Work to be completed →
Scan the lines below for "인천지방법원"; report the number of lines that contain it, and only that.

══ Source material ══

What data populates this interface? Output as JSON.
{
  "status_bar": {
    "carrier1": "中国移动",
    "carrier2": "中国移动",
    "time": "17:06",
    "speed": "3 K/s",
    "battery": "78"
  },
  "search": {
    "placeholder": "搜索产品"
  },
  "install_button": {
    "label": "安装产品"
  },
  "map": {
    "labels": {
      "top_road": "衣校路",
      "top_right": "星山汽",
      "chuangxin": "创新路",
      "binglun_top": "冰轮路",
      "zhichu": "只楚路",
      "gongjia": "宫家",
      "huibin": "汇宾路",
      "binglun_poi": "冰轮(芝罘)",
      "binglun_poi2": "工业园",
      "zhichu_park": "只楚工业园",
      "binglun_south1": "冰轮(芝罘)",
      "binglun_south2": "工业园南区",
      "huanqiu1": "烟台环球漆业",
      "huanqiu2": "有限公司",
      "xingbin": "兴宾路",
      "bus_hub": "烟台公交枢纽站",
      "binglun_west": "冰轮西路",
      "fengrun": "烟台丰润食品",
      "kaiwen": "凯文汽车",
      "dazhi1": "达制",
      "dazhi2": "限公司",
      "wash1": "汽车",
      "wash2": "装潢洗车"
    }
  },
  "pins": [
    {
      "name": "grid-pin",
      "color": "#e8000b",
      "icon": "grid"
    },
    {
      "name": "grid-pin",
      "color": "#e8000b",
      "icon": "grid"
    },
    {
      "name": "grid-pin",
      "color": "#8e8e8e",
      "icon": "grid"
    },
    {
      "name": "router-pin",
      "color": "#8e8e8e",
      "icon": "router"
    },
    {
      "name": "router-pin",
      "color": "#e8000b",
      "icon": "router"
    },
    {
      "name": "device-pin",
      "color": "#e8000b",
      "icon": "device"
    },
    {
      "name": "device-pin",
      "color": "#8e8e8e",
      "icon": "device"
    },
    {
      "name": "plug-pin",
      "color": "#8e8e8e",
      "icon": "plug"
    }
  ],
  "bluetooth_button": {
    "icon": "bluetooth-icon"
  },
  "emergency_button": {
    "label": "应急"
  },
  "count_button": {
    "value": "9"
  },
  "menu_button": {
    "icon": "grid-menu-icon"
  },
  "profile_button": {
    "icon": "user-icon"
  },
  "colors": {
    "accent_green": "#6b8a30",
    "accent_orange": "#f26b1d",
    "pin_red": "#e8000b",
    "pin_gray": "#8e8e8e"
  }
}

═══
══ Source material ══

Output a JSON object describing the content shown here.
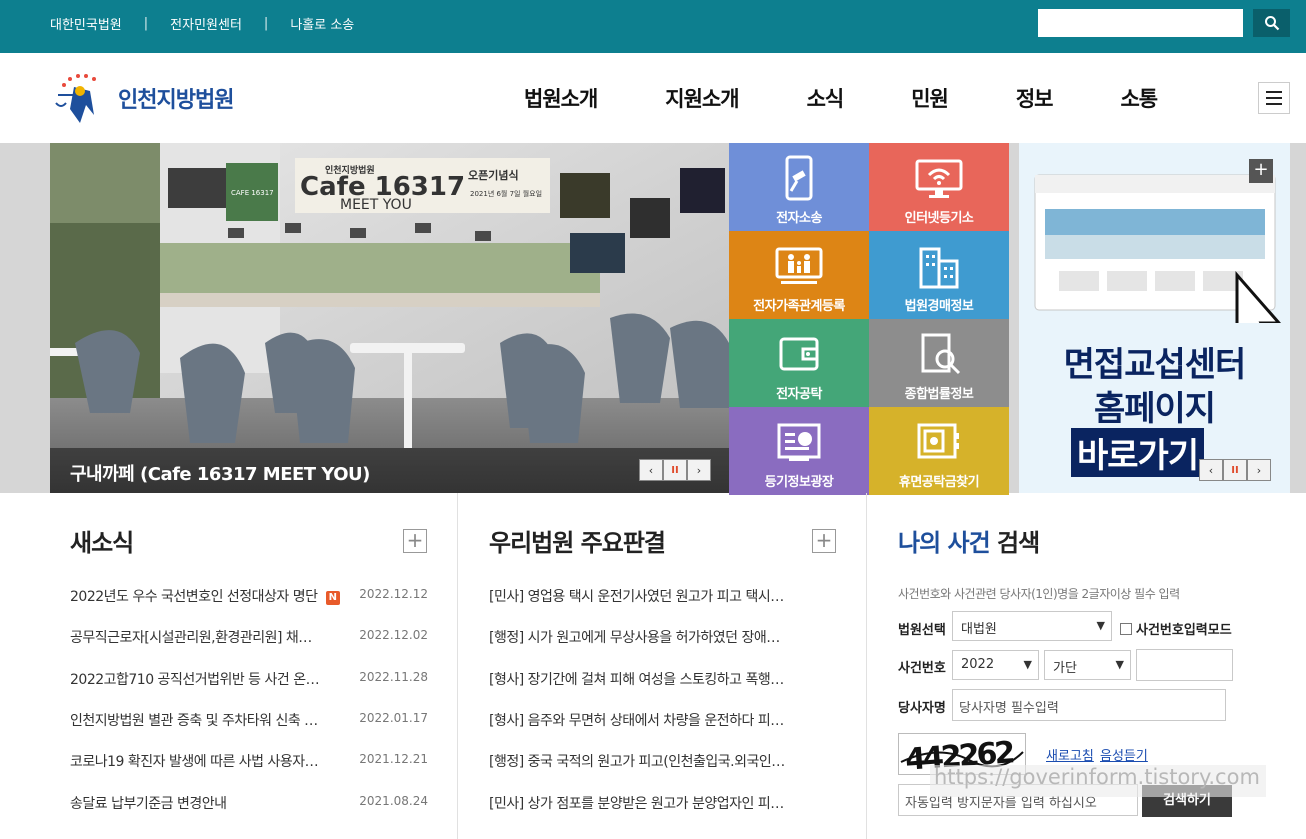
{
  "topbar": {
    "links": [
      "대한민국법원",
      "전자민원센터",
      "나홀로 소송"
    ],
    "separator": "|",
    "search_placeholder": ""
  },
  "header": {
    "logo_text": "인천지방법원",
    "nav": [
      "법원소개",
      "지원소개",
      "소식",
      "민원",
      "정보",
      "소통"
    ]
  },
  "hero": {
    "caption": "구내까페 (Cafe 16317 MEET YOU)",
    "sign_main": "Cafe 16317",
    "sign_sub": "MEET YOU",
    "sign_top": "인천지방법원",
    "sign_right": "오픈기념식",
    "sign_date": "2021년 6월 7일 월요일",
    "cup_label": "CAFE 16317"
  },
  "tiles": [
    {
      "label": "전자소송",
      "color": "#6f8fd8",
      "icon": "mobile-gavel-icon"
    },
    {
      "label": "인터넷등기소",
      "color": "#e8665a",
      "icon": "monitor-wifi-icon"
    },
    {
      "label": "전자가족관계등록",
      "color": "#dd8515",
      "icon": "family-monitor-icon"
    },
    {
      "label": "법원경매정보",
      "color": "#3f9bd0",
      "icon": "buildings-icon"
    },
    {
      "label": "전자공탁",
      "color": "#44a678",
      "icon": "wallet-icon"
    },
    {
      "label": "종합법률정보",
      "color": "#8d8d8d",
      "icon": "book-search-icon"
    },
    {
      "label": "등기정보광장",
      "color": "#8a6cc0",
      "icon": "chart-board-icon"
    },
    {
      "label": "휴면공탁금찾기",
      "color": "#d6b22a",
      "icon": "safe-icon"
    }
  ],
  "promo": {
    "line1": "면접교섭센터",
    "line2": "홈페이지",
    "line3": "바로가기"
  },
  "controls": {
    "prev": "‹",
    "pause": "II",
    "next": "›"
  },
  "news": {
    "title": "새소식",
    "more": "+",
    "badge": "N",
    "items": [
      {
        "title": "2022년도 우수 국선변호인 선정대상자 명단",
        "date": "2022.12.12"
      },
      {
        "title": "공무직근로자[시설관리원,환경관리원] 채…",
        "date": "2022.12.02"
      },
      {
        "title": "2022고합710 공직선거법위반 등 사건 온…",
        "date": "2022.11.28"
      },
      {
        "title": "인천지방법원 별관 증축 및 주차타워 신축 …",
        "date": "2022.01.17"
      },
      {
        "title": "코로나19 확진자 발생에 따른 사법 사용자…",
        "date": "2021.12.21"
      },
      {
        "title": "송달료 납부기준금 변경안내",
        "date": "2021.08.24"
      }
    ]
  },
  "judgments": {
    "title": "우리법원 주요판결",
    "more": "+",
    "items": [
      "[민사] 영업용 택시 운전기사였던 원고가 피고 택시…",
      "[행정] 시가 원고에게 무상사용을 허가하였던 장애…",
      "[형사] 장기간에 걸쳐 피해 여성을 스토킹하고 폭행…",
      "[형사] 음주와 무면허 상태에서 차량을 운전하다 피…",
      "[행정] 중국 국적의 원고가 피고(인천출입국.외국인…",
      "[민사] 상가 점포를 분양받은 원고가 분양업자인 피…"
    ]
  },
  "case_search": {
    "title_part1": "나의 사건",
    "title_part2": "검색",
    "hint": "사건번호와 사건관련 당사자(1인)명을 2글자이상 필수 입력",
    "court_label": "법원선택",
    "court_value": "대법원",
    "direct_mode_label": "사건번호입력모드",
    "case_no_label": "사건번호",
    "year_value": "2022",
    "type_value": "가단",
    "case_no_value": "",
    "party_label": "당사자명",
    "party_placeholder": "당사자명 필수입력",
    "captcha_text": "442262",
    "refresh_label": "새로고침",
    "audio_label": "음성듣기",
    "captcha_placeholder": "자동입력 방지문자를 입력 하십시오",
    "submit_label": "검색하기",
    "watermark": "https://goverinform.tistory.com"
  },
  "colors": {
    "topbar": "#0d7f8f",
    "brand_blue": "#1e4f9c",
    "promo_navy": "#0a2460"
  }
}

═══

Answer area →
3